If people want to light a match or gamble with their money that is one thing, but to call it an investment platform using weasel words like “vectors” and showing tv commercials of dads cuddling their babies assuring them a secure future- that’s just legal fraud.

Also… Crowdie, you still buying on the dips?
If so you are going to be very busy this summer.

#81 Doug Rowat on 06.12.22 at 3:28 pm

#75 Robert B on 06.12.22 at 1:30 pm
Thanks for the blog Doug

Question for you.
Why isn’t gold or gold stocks held say a token 5-10%
of the portfolio ? We are in an inflationary
environment and based on the 80’s inflation gold
reacted well.
Why is Gold or gold stocks such a bad investment
in an inflationary period .

—-

Gold reacted well during the 1973-79 inflationary period, but was negative during both the 1980-84 and 1988-91 inflationary periods. And, of course, has been a useless hedge this time around over the past year or so.

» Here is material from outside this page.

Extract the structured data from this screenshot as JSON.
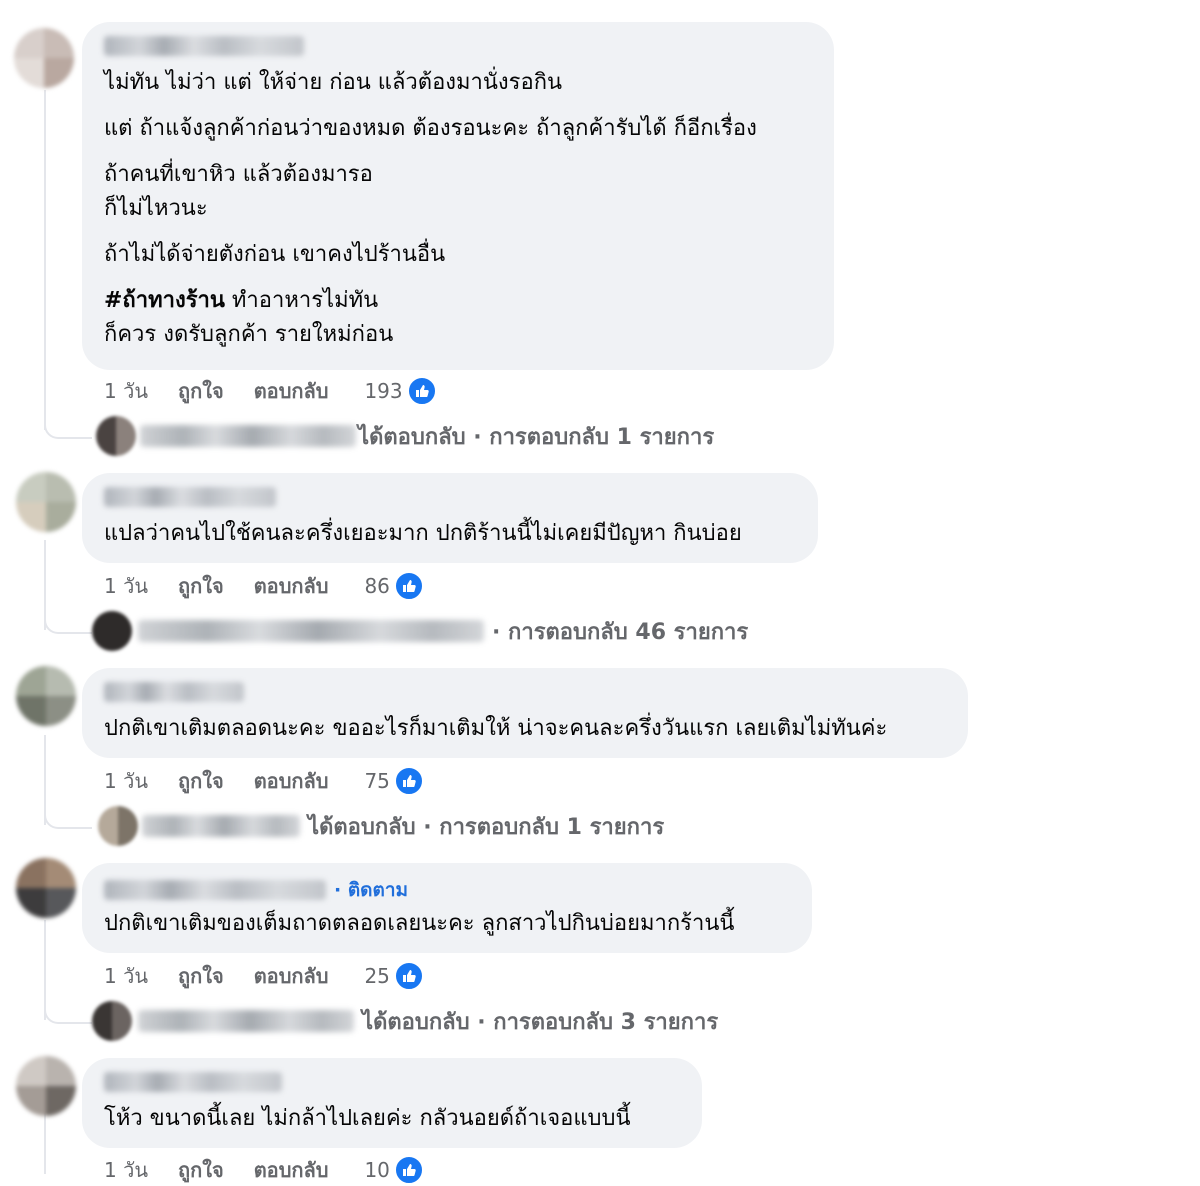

In other words, it’s track record as an inflation hedge in recent decades is poor. Therefore why own any now?

—Doug

#82 Say what on 06.12.22 at 4:12 pm

@#81

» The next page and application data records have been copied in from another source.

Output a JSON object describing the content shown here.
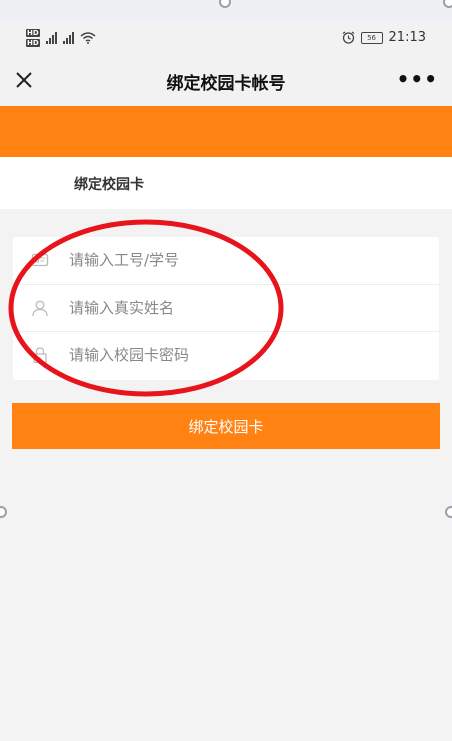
{
  "status_bar": {
    "hd_label_1": "HD",
    "hd_label_2": "HD",
    "time": "21:13",
    "battery_level": "56"
  },
  "nav": {
    "title": "绑定校园卡帐号",
    "close_icon": "close-icon",
    "more_label": "•••"
  },
  "section": {
    "title": "绑定校园卡"
  },
  "form": {
    "fields": [
      {
        "icon": "id-card-icon",
        "placeholder": "请输入工号/学号",
        "value": ""
      },
      {
        "icon": "user-icon",
        "placeholder": "请输入真实姓名",
        "value": ""
      },
      {
        "icon": "lock-icon",
        "placeholder": "请输入校园卡密码",
        "value": ""
      }
    ],
    "submit_label": "绑定校园卡"
  },
  "colors": {
    "accent": "#ff8213",
    "annotation": "#e8141c",
    "background": "#f3f3f3"
  }
}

The original question and answer are both cherry-picking time frames to support their opinion.

Similarly one could also state from 2002 until today gold is up 7.5x while stocks are up a paltry 4x.

Or, from start of 2022 gold is up but stocks are down big time.

The main reason gold is not up more today in terms of an inflation hedge is because the fed said they would crush inflation so most who don’t own gold won’t allocate to gold because they trust the fed.

But when we see inflation continue higher they will start to shift – hint on Friday gold was up while US$ was up and stocks cratered for the day.

#83 Mattl on 06.13.22 at 12:31 pm

Recent history says that financial assets will rebound, because Central’s have stepped in to save markets with low rates and QE. But if you can put aside recency bias and believe the Centrals will stick to tightening, history shows long periods of low/no growth. I can’t see any scenario where rates rise, liquidity is removed from markets, RE gets crushed and stocks perform well. We are in for a long one unless the CB’s back off tightening.